Still, it’s not wrong to detect a presidential step back. Partly it is sensible — as he did domestically, Obama piled too much on his foreign policy agenda his first year. The prospects are not good for an early Israeli-Palestinian peace, so the president is right to let an envoy manage it. Obama visited Europe six times in 2009, often for meetings that produced few results. His advisers are rightly trying to use his travel time more wisely this year.
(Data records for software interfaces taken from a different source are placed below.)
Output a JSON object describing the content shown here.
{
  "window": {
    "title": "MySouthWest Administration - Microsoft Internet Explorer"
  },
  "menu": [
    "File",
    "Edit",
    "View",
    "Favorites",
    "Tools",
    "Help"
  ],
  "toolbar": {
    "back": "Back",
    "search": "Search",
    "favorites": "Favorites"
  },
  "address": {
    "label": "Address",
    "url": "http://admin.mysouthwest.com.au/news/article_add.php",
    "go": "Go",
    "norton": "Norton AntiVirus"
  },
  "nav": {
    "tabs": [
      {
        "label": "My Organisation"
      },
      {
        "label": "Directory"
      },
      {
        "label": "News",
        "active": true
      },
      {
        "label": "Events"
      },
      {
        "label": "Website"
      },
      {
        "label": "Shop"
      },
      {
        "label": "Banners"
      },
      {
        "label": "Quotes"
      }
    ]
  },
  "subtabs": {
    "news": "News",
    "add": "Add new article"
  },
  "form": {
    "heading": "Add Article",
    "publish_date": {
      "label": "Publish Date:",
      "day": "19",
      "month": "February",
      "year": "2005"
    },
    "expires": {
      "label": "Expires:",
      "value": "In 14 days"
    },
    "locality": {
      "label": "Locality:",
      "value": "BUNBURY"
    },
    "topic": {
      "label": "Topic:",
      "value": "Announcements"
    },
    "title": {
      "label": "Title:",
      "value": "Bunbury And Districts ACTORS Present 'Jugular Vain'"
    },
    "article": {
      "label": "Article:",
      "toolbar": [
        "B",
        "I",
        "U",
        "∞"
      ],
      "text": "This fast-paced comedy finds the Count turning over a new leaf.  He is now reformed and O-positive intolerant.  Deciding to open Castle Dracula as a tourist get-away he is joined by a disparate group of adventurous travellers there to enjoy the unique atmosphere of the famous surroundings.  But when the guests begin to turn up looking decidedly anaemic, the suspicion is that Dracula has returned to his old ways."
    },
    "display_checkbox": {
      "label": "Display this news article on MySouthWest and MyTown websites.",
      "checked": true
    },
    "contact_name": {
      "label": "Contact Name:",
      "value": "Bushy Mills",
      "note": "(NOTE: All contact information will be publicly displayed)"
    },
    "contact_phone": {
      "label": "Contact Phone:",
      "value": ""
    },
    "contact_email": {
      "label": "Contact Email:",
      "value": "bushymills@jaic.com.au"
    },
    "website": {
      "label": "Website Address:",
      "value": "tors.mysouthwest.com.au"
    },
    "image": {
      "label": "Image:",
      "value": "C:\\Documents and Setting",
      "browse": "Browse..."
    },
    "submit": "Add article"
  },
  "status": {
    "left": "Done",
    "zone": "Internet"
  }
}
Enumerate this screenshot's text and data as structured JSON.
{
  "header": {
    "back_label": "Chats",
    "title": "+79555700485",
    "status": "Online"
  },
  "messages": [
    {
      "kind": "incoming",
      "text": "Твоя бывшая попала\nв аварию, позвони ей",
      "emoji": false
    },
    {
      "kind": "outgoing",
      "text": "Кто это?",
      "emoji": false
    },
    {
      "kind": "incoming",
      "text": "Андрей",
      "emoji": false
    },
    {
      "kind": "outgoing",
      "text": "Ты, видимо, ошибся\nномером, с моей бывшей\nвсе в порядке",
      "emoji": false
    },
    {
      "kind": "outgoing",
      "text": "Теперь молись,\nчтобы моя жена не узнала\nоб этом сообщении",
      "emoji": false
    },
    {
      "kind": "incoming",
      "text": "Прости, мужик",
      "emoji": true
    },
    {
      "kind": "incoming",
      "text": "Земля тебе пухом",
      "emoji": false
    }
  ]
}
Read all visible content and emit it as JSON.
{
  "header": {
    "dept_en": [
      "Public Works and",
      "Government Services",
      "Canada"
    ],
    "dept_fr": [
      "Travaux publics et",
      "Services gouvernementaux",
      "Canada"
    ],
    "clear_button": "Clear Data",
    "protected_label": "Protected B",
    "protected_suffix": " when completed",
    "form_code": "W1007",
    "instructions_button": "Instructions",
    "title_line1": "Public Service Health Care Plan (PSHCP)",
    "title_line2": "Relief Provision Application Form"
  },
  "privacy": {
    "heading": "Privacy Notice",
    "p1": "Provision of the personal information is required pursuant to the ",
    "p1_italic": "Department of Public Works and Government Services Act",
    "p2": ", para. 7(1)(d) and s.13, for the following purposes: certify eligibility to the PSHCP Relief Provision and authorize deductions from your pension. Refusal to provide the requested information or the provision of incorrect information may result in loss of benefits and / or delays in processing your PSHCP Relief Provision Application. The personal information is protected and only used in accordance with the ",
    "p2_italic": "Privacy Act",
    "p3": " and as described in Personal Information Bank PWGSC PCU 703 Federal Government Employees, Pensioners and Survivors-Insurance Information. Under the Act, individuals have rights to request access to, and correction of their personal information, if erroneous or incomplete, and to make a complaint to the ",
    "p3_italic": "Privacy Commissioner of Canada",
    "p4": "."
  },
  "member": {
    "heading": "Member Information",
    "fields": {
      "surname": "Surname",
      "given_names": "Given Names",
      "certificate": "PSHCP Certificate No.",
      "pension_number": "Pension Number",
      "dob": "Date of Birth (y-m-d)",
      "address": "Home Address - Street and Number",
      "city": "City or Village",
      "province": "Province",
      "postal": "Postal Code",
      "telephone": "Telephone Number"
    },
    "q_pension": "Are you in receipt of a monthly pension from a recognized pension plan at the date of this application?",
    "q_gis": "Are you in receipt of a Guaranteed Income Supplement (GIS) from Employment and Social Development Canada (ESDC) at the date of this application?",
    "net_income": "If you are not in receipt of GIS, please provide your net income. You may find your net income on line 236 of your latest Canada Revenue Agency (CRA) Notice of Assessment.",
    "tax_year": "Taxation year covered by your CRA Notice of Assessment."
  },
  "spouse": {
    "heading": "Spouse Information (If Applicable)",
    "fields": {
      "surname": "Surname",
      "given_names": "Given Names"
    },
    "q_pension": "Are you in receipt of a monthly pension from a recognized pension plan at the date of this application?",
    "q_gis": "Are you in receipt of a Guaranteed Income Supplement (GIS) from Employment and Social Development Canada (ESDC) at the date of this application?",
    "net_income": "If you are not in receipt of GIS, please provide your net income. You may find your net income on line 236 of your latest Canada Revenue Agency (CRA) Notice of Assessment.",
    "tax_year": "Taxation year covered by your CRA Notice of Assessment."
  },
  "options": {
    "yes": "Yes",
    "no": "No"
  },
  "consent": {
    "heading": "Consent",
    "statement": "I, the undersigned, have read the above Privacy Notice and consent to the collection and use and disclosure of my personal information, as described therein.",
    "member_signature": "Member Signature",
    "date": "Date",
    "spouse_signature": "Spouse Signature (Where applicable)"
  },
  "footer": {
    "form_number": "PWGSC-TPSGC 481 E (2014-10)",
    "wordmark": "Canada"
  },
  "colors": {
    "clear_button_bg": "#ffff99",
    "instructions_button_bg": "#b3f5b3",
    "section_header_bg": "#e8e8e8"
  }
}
Yet there’s also a disquieting aspect to Obama’s retreat. It’s not just Zapatero who has trouble gaining traction in this White House: Unlike most of his predecessors, Obama has not forged close ties with any European leader. Britain’s Brown, France’s Sarkozy and Germany’s Merkel have each, in turn, felt snubbed by him. Relations between Obama and Israeli Prime Minister Binyamin Netanyahu are tense at best. George W. Bush used to hold regular videoconferences with Iraqi Prime Minister Nouri al-Maliki and Afghan President Hamid Karzai. Obama has spoken to them on only a handful of occasions.